11:30 Spore photoproduct within DNA is a surprisingly poor substrate for its designated repair enzyme " the spore photoproduct lyase Linlin Yang, Indiana University Purdue University Indianapolis (IUPUI)
; Yajun Jian, Indiana University Purdue University Indianapolis (IUPUI); Peter Setlow, UConn Health; Lei Li*, Indiana University Purdue University Indianapolis (IUPUI)

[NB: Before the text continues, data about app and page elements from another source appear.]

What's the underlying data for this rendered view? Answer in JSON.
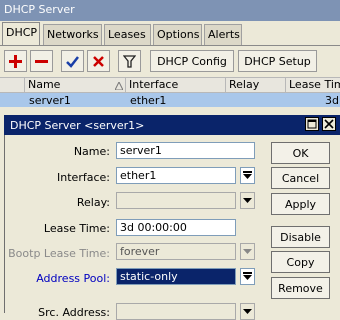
{
  "window": {
    "title": "DHCP Server"
  },
  "tabs": [
    {
      "label": "DHCP"
    },
    {
      "label": "Networks"
    },
    {
      "label": "Leases"
    },
    {
      "label": "Options"
    },
    {
      "label": "Alerts"
    }
  ],
  "toolbar": {
    "dhcp_config_label": "DHCP Config",
    "dhcp_setup_label": "DHCP Setup"
  },
  "table": {
    "columns": [
      "Name",
      "Interface",
      "Relay",
      "Lease Tim"
    ],
    "rows": [
      {
        "name": "server1",
        "interface": "ether1",
        "relay": "",
        "lease": "3d"
      }
    ]
  },
  "dialog": {
    "title": "DHCP Server <server1>",
    "fields": {
      "name": {
        "label": "Name:",
        "value": "server1"
      },
      "interface": {
        "label": "Interface:",
        "value": "ether1"
      },
      "relay": {
        "label": "Relay:",
        "value": ""
      },
      "lease_time": {
        "label": "Lease Time:",
        "value": "3d 00:00:00"
      },
      "bootp_lease_time": {
        "label": "Bootp Lease Time:",
        "value": "forever"
      },
      "address_pool": {
        "label": "Address Pool:",
        "value": "static-only"
      },
      "src_address": {
        "label": "Src. Address:",
        "value": ""
      }
    },
    "buttons": {
      "ok": "OK",
      "cancel": "Cancel",
      "apply": "Apply",
      "disable": "Disable",
      "copy": "Copy",
      "remove": "Remove"
    }
  },
  "colors": {
    "title_bar": "#7e93b4",
    "dialog_title_bar": "#0a246a",
    "selected_row": "#a9c7ea",
    "add_icon": "#cc0000",
    "remove_icon": "#cc0000",
    "enable_icon": "#1a3fa8",
    "disable_icon": "#cc0000"
  }
}
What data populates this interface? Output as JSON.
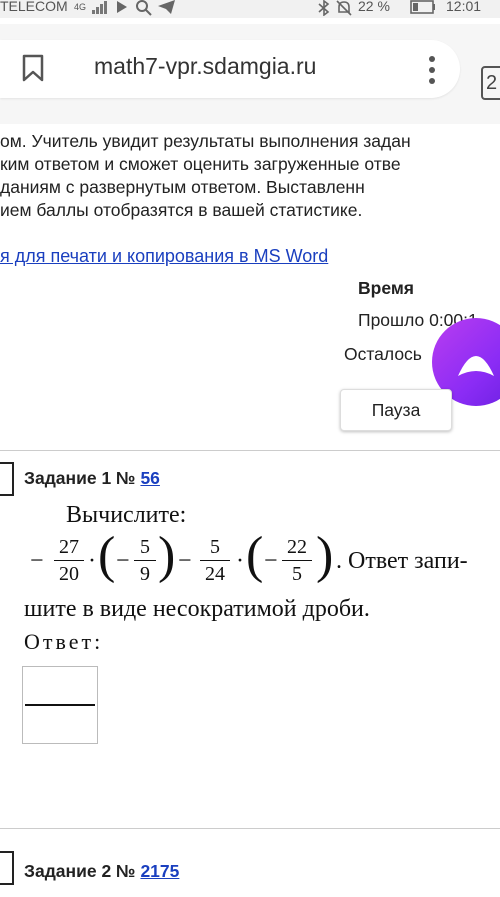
{
  "statusbar": {
    "carrier": "TELECOM",
    "network": "4G",
    "battery": "22 %",
    "time": "12:01"
  },
  "browser": {
    "url": "math7-vpr.sdamgia.ru",
    "tabs_count": "2"
  },
  "intro": {
    "lines": [
      "ом. Учитель увидит результаты выполнения задан",
      "ким ответом и сможет оценить загруженные отве",
      "даниям   с   развернутым   ответом.   Выставленн",
      "ием баллы отобразятся в вашей статистике."
    ],
    "print_link": "я для печати и копирования в MS Word"
  },
  "timer": {
    "title": "Время",
    "elapsed": "Прошло 0:00:1",
    "remaining": "Осталось",
    "pause_label": "Пауза"
  },
  "task1": {
    "title_prefix": "Задание 1 №",
    "number": "56",
    "heading": "Вычислите:",
    "minus": "−",
    "dot": "·",
    "fractions": [
      {
        "num": "27",
        "den": "20"
      },
      {
        "num": "5",
        "den": "9"
      },
      {
        "num": "5",
        "den": "24"
      },
      {
        "num": "22",
        "den": "5"
      }
    ],
    "instruction_part1": ". Ответ запи-",
    "instruction_part2": "шите в виде несократимой дроби.",
    "answer_label": "Ответ:"
  },
  "task2": {
    "title_prefix": "Задание 2 №",
    "number": "2175"
  },
  "colors": {
    "link": "#1a3fbf",
    "assistant": "#8b2cf5"
  }
}
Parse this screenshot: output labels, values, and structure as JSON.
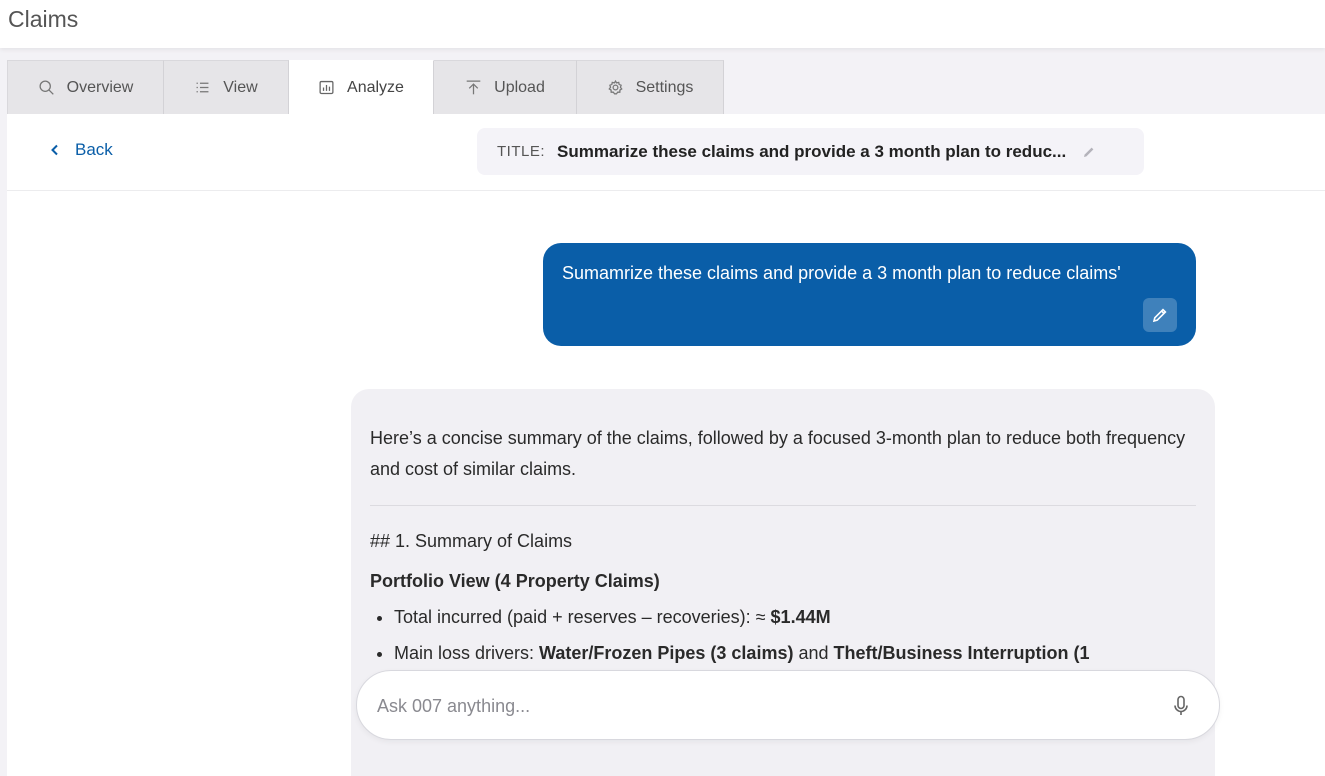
{
  "app": {
    "title": "Claims"
  },
  "tabs": [
    {
      "label": "Overview",
      "icon": "search-icon",
      "active": false
    },
    {
      "label": "View",
      "icon": "list-icon",
      "active": false
    },
    {
      "label": "Analyze",
      "icon": "bar-chart-icon",
      "active": true
    },
    {
      "label": "Upload",
      "icon": "upload-icon",
      "active": false
    },
    {
      "label": "Settings",
      "icon": "gear-icon",
      "active": false
    }
  ],
  "subheader": {
    "back_label": "Back",
    "title_label": "TITLE:",
    "title_value": "Summarize these claims and provide a 3 month plan to reduc..."
  },
  "chat": {
    "user_message": "Sumamrize these claims and provide a 3 month plan to reduce claims'",
    "assistant": {
      "intro": "Here’s a concise summary of the claims, followed by a focused 3-month plan to reduce both frequency and cost of similar claims.",
      "heading": "## 1. Summary of Claims",
      "subheading": "Portfolio View (4 Property Claims)",
      "bullets": [
        {
          "prefix": "Total incurred (paid + reserves – recoveries): ≈ ",
          "bold": "$1.44M",
          "mid": "",
          "bold2": ""
        },
        {
          "prefix": "Main loss drivers: ",
          "bold": "Water/Frozen Pipes (3 claims)",
          "mid": " and ",
          "bold2": "Theft/Business Interruption (1"
        }
      ]
    }
  },
  "input": {
    "placeholder": "Ask 007 anything..."
  },
  "colors": {
    "accent": "#0a5ea8",
    "bubble_bg": "#f1f0f4"
  }
}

Abstract: UV radiation of DNA generates three pyrimidine dimers, cyclobutane pyrimidine dimers (CPDs), pyrimidine (6-4) pyrimidone photoproducts (6-4PPs) and 5-thyminyl-5,6-dihydrothymine, i.e. the spore photoproduct (SP). All these dimers can be repaired by direct reversal enzymes where CPDs and 6-4PPs are repaired by the respective photolyase and SP is repaired by spore photoproduct lyase (SPL). All these dimers can also be repaired by the general but relatively inefficient nucleotide excision repair (NER) pathway. Prof. Sancar's earlier seminal work demonstrated that the CPD photolyase exhibits roughly 105-fold higher affinity toward CPD than undamaged DNA, explaining the highly efficient CPD repair in duplex DNA by the enzyme. It was widely expected that SPL may exhibit a similarly high affinity toward SP in duplex DNA leading to an efficient SP repair. Surprisingly, our latest in vitro studies using SP-containing short oligonucleotides, pUC 18 plasmid DNA, and E. coli genomic DNA found that they are all poor substrates for SPL in general, exhibiting turnover numbers of 0.01-0.2 min-1. The faster turnover numbers are reached under single turnover conditions, and SPL activity is low with oligonucleotide substrates at higher concentrations. Moreover, SP-containing oligonucleotides do not go past one turnover. In contrast, the dinucleotide SP TpT exhibits a turnover number of 0.3 ~ 0.4 min-1, and the reaction may reach up to 10 turnovers. These observations distinguish SPL from DNA photolyases. To the best of our knowledge, SPL represents an unprecedented example of a major DNA repair enzyme that cannot effectively repair its substrate lesion within the normal DNA conformation adopted in growing cells. Factors such as other DNA binding proteins may have to cooperate with SPL to enable the efficient SP repair in germinating spores. Moreover, SP can be produced in non-spore-forming microorganisms; our results indicate that the SP repair in these species may be slow and potentially problematic.